The couple married in 1963, with Kamala born in 1964 and her sister Maya two years later.
Within eight years they were divorced and living in different cities, the girls staying with their mother.
The original relationship between father and daughter “came to an abrupt halt in 1972,” Harris wrote in a 2019 article about the family’s Jamaican heritage.
“After a hard-fought custody battle in the family court of Oakland, California,” he said, the judge imposed a settlement based on “the false assumption that fathers cannot handle parenting.”
Nevertheless, he said, “I persisted, never giving up on my love for my children or reneging on my responsibilities as their father.”
That jibed with Fazzari’s impressions. He noted that a scholarly tome Harris published in 1978 – Capital Accumulation and Income Distribution–was dedicated to young Kamala and Maya.
But with her comment to the New Yorker about Donald’s absences after the divorce, Kamala Harris’s niece Meena hinted at more complexities. And Shyamala’s brother, Gopalan Balachandran, told the Times that his sister was so angry after the split she refused even to talk to Donald.
Regardless, the vice president’s family narrative usually diverts at this point into a tale of how a single mother raised two daughters while pursuing an academic career as a breast cancer researcher, which included a stint at McGIll University when Kamala was in high school.

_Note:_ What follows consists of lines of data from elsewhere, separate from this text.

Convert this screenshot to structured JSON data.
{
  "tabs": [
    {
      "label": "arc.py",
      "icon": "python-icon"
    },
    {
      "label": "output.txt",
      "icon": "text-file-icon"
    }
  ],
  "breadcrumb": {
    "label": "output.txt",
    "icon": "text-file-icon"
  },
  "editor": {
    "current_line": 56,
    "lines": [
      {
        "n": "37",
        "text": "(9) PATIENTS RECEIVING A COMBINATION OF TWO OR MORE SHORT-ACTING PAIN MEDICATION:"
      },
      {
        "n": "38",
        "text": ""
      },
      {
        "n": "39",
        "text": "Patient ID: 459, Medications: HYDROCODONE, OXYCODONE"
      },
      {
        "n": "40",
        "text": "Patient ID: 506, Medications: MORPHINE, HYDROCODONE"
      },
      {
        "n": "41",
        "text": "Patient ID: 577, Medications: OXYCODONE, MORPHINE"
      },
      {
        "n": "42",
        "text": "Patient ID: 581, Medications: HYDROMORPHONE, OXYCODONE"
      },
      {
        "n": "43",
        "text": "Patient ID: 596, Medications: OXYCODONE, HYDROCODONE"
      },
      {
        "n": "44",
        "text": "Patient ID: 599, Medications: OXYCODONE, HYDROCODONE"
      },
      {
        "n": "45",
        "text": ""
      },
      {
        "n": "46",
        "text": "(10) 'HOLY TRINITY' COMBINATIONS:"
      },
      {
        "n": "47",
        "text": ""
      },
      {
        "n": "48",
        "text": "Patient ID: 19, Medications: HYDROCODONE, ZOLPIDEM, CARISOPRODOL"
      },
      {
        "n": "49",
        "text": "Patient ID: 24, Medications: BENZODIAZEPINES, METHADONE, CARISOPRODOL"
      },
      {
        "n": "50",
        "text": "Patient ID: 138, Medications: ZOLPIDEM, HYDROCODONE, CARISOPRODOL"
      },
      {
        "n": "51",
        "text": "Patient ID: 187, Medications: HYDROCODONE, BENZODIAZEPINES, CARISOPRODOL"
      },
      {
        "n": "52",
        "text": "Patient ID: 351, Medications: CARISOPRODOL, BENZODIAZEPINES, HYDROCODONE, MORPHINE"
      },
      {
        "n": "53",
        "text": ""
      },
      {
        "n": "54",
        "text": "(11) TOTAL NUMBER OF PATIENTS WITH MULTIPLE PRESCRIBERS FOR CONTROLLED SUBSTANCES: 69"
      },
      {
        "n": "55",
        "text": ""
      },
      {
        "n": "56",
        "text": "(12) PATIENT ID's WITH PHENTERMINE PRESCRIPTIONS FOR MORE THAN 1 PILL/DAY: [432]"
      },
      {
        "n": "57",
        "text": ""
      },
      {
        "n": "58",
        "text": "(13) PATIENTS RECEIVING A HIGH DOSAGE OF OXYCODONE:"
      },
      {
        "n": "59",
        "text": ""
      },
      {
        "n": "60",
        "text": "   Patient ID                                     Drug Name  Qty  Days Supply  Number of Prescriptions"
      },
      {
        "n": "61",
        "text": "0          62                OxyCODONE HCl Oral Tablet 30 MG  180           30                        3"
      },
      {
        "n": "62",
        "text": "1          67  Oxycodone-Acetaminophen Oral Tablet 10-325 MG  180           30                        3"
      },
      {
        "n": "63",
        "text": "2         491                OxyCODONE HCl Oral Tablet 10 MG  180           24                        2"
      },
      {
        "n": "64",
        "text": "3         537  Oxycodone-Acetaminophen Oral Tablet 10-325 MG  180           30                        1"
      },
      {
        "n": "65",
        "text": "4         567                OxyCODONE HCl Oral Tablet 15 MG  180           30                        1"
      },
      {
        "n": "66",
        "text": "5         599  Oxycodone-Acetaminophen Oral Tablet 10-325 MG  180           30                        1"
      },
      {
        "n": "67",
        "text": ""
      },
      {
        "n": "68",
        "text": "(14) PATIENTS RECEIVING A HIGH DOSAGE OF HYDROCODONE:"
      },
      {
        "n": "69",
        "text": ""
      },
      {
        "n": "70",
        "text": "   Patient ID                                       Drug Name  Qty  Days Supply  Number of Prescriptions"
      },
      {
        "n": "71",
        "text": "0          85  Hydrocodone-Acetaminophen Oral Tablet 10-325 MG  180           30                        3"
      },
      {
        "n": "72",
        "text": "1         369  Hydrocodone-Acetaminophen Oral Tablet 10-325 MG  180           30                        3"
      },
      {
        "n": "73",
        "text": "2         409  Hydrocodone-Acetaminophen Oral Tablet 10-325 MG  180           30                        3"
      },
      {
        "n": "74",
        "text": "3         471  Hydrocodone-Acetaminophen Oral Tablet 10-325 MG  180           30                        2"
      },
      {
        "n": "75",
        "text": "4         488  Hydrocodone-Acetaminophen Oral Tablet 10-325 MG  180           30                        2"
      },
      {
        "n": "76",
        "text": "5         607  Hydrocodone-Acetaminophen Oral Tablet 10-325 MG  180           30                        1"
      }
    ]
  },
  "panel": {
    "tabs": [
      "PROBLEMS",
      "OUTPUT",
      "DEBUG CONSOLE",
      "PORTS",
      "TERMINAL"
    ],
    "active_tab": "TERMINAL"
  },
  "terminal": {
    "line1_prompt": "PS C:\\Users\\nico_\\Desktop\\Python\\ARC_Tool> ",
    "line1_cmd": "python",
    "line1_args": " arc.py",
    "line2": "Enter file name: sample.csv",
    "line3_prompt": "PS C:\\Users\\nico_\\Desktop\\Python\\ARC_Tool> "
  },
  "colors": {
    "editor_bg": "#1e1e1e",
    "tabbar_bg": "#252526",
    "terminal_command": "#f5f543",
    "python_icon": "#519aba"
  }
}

The vice president also has a Canadian aunt and uncle, Chinni and Shankar Subash.